by Paul Worthington
I had dinner last night with my friend, Mark Minie, who has a tremendous range of experience in immunology, high tech and biotech. While these are always wide ranging discussions last night’s had some special resonance (e.g. WBBA, indirect costs at the UW, the paradigm shifting activities of Craig Venter, the boundary moving work of WALL-E).
The confluence of these topics, along with a host of others, led me to reflect on the changes that will take place in organizations that are supposed to support and germinate creativity.
Industrial and academic approaches towards teaching, learning and understanding have been analytical for most of the last century – breaking complex processes down into simpler units and then working to understand them. These approaches have been very successful, producing many of the scientific advances we now enjoy.

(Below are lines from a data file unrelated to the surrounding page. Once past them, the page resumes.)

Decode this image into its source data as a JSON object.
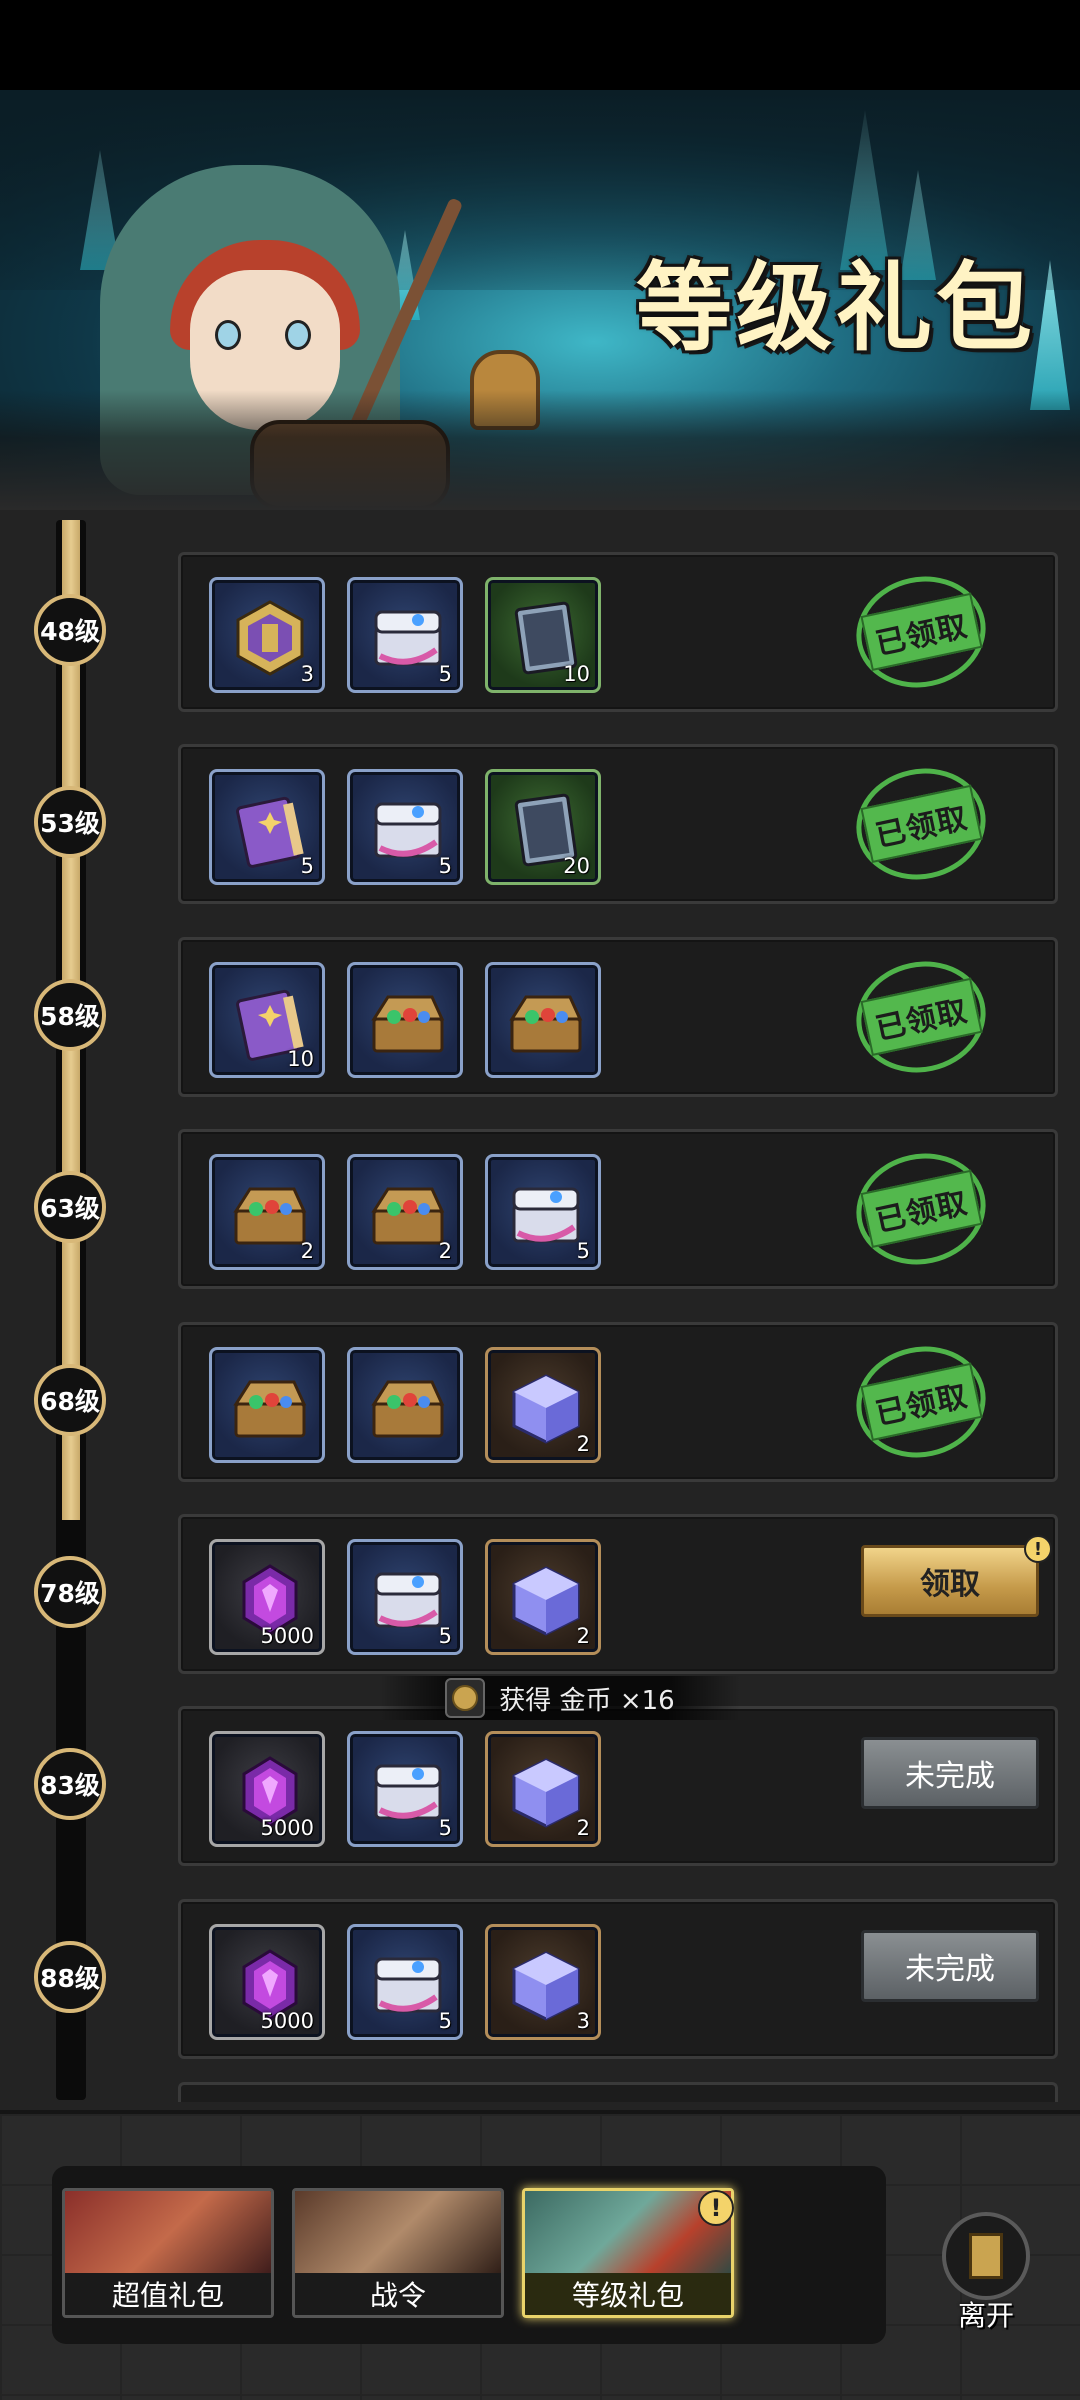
{
  "banner": {
    "title": "等级礼包"
  },
  "rows": [
    {
      "level": "48级",
      "items": [
        {
          "icon": "rune-medal-icon",
          "qty": "3"
        },
        {
          "icon": "treasure-chest-icon",
          "qty": "5"
        },
        {
          "icon": "blueprint-card-icon",
          "qty": "10"
        }
      ],
      "state": "已领取"
    },
    {
      "level": "53级",
      "items": [
        {
          "icon": "spell-book-icon",
          "qty": "5"
        },
        {
          "icon": "treasure-chest-icon",
          "qty": "5"
        },
        {
          "icon": "blueprint-card-icon",
          "qty": "20"
        }
      ],
      "state": "已领取"
    },
    {
      "level": "58级",
      "items": [
        {
          "icon": "spell-book-icon",
          "qty": "10"
        },
        {
          "icon": "gem-chest-icon",
          "qty": ""
        },
        {
          "icon": "gem-chest-icon",
          "qty": ""
        }
      ],
      "state": "已领取"
    },
    {
      "level": "63级",
      "items": [
        {
          "icon": "gem-chest-icon",
          "qty": "2"
        },
        {
          "icon": "gem-chest-icon",
          "qty": "2"
        },
        {
          "icon": "treasure-chest-icon",
          "qty": "5"
        }
      ],
      "state": "已领取"
    },
    {
      "level": "68级",
      "items": [
        {
          "icon": "gem-chest-icon",
          "qty": ""
        },
        {
          "icon": "gem-chest-icon",
          "qty": ""
        },
        {
          "icon": "crystal-cube-icon",
          "qty": "2"
        }
      ],
      "state": "已领取"
    },
    {
      "level": "78级",
      "items": [
        {
          "icon": "purple-crystal-icon",
          "qty": "5000"
        },
        {
          "icon": "treasure-chest-icon",
          "qty": "5"
        },
        {
          "icon": "crystal-cube-icon",
          "qty": "2"
        }
      ],
      "state": "领取"
    },
    {
      "level": "83级",
      "items": [
        {
          "icon": "purple-crystal-icon",
          "qty": "5000"
        },
        {
          "icon": "treasure-chest-icon",
          "qty": "5"
        },
        {
          "icon": "crystal-cube-icon",
          "qty": "2"
        }
      ],
      "state": "未完成"
    },
    {
      "level": "88级",
      "items": [
        {
          "icon": "purple-crystal-icon",
          "qty": "5000"
        },
        {
          "icon": "treasure-chest-icon",
          "qty": "5"
        },
        {
          "icon": "crystal-cube-icon",
          "qty": "3"
        }
      ],
      "state": "未完成"
    }
  ],
  "alert_mark": "!",
  "toast": {
    "text": "获得 金币 ×16"
  },
  "tabs": [
    {
      "label": "超值礼包"
    },
    {
      "label": "战令"
    },
    {
      "label": "等级礼包"
    }
  ],
  "leave": {
    "label": "离开"
  }
}
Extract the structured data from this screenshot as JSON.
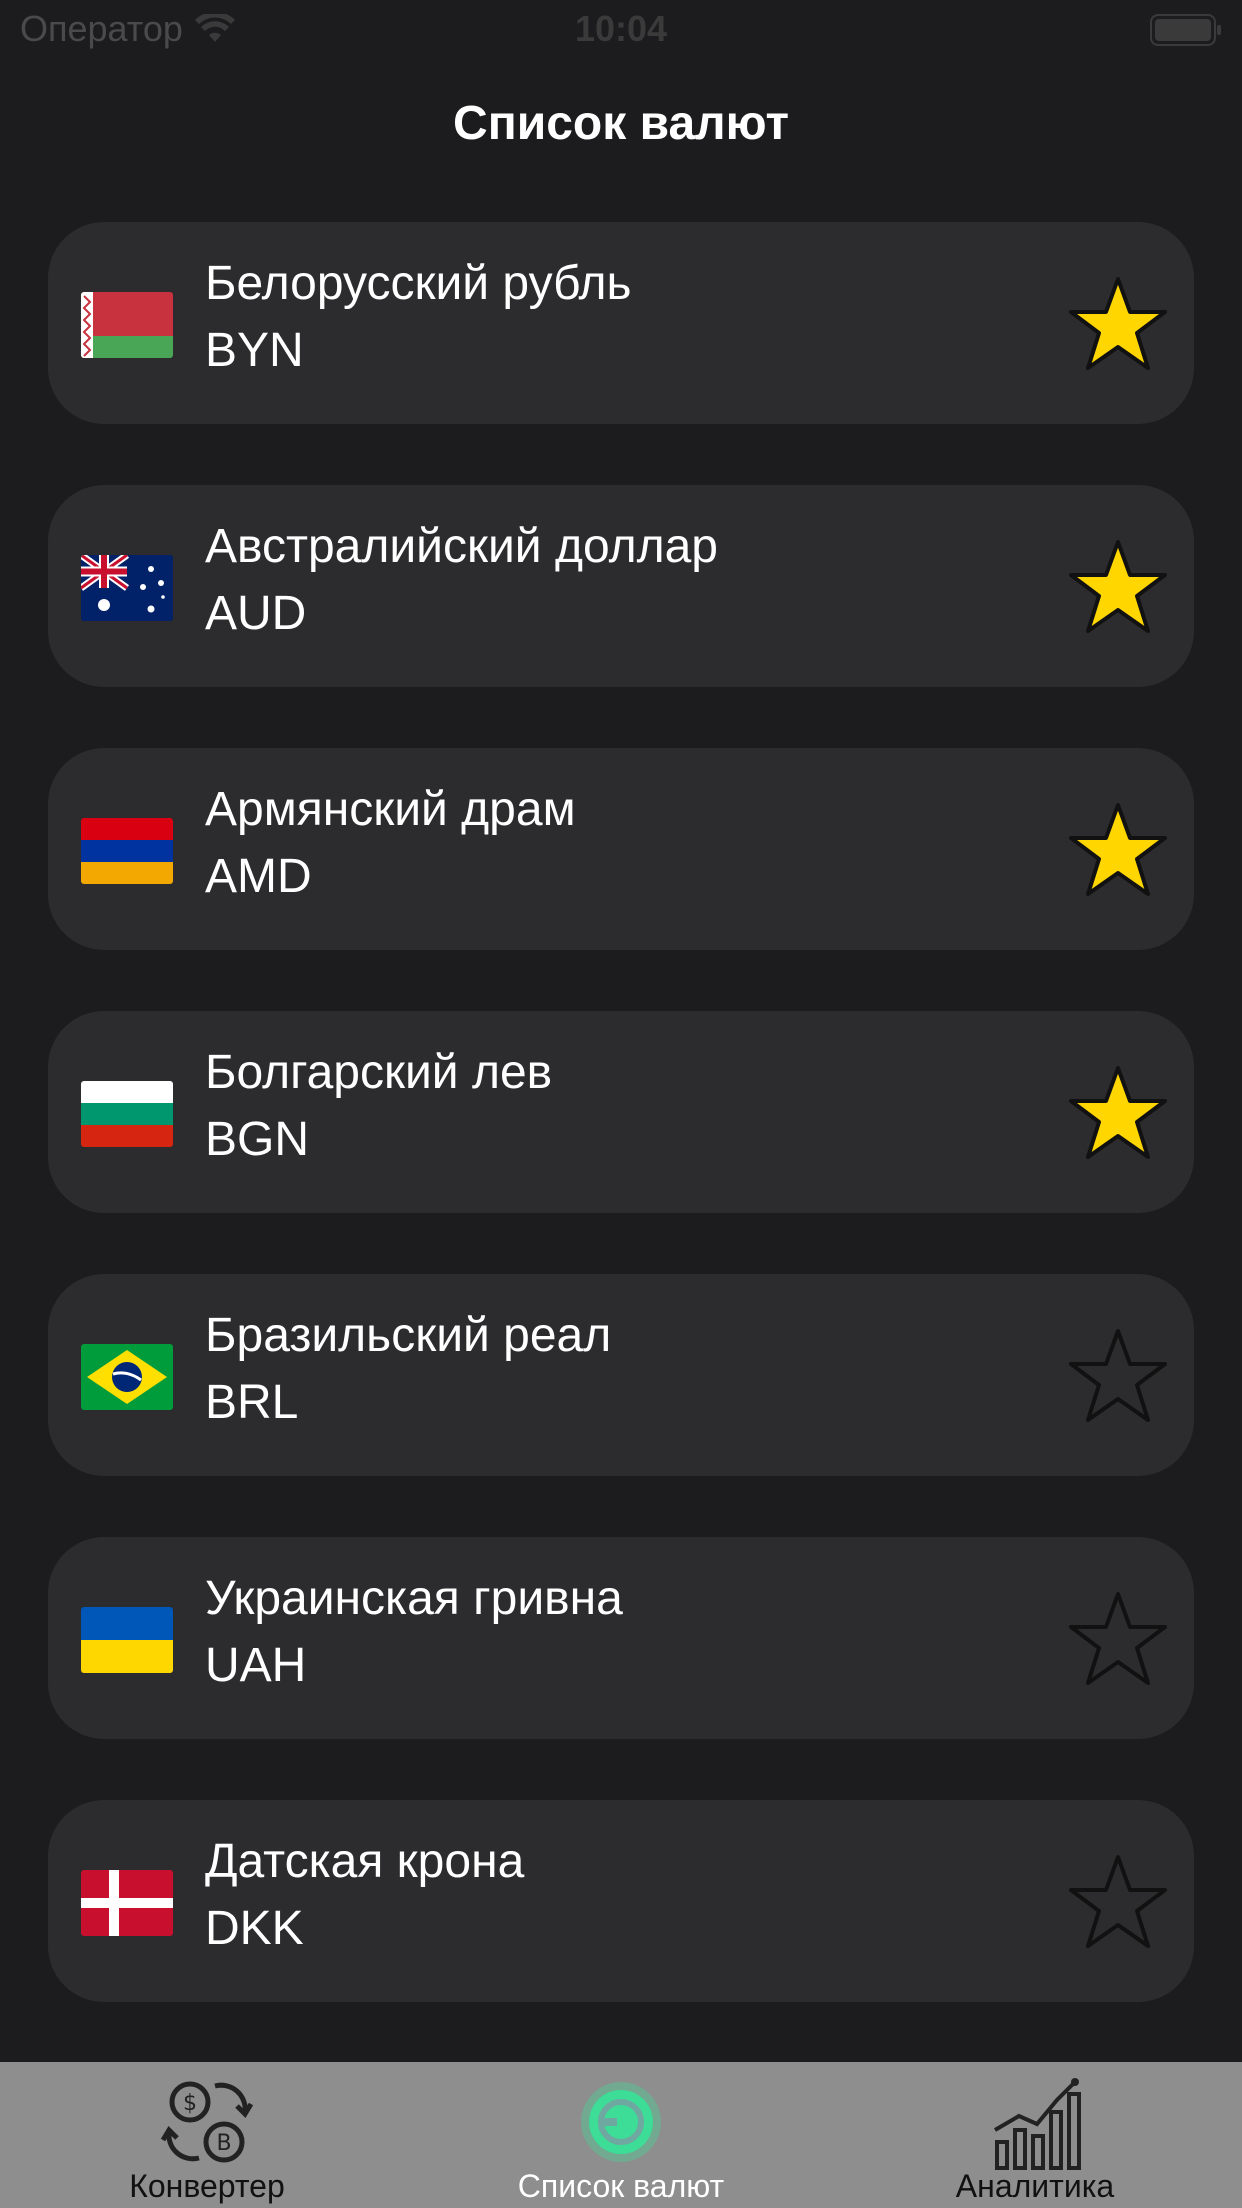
{
  "status_bar": {
    "carrier": "Оператор",
    "time": "10:04"
  },
  "nav": {
    "title": "Список валют"
  },
  "currencies": [
    {
      "name": "Белорусский рубль",
      "code": "BYN",
      "favorite": true,
      "flag": "belarus-flag"
    },
    {
      "name": "Австралийский доллар",
      "code": "AUD",
      "favorite": true,
      "flag": "australia-flag"
    },
    {
      "name": "Армянский драм",
      "code": "AMD",
      "favorite": true,
      "flag": "armenia-flag"
    },
    {
      "name": "Болгарский лев",
      "code": "BGN",
      "favorite": true,
      "flag": "bulgaria-flag"
    },
    {
      "name": "Бразильский реал",
      "code": "BRL",
      "favorite": false,
      "flag": "brazil-flag"
    },
    {
      "name": "Украинская гривна",
      "code": "UAH",
      "favorite": false,
      "flag": "ukraine-flag"
    },
    {
      "name": "Датская крона",
      "code": "DKK",
      "favorite": false,
      "flag": "denmark-flag"
    }
  ],
  "tabs": [
    {
      "label": "Конвертер",
      "icon": "exchange-icon",
      "active": false
    },
    {
      "label": "Список валют",
      "icon": "currency-list-icon",
      "active": true
    },
    {
      "label": "Аналитика",
      "icon": "analytics-chart-icon",
      "active": false
    }
  ],
  "colors": {
    "background": "#1c1c1e",
    "card": "#2c2c2e",
    "star_fill": "#ffd600",
    "tab_bar": "#8e8e8e",
    "active_tab": "#3ddc97"
  }
}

But we are more and more entering a time where synthesis (the Greek words making up synthesis accurately describe just what it is) becomes paramount. Modern organizational approaches have not been as successful here, mainly because synthesis requires a social aspect that is often not supported in academia, or in much of industry, at least the biotech industry.
Analysis can be accomplished by a single lecturer talking to a large group, breaking down complex knowledge into bite-size bits for the students. Synthesis is almost the reverse, the bite-size portions are built back up, to be used by the group to create knowledge. Few academic organizations can accomplish this easily.
Venter, throughout most of his career, has taken synthetic approaches to solving scientific questions. Others were isolating single DNA fragments individually from entire genomes(some with genes and some without), laboriously determining where on the chromosome the sequence resided, then what the actual sequence was in detail and then trying to determine just what the sequence did, if anything.
Venter cloned large numbers of gene fragments directly, rapidly sequenced them, then used computer programs to put all the pieces together and went from there.
He built up his knowledge from many different, small pieces in order to understand. His shotgun approaches revolutionized the manner by which the human genome was characterized and still has ramifications today.
But his approach, putting the pieces together to determine the whole, was met with a lot of controversy. Synthesis was just not a model for doing biological research. His work, and that of many others who understood the importance of this approach, was disruptive and paradigm-shifting.
Most organizations are great at analysis but few seem to do synthesis well. Yet, many of the problems we face today (i.e. climate change, energy use, cancer therapies) are synthetic in nature (pun intended). How does one create an environment that fosters synthesis?
Pixar is an example. Harvard Business Online has a great article detailing just how different Pixar is from every other movie studio. It has been able to maintain its innovative culture and keep its creative talent from leaving, all while delivering nine hit movies in a row.
Read about Pixar and I will have more later…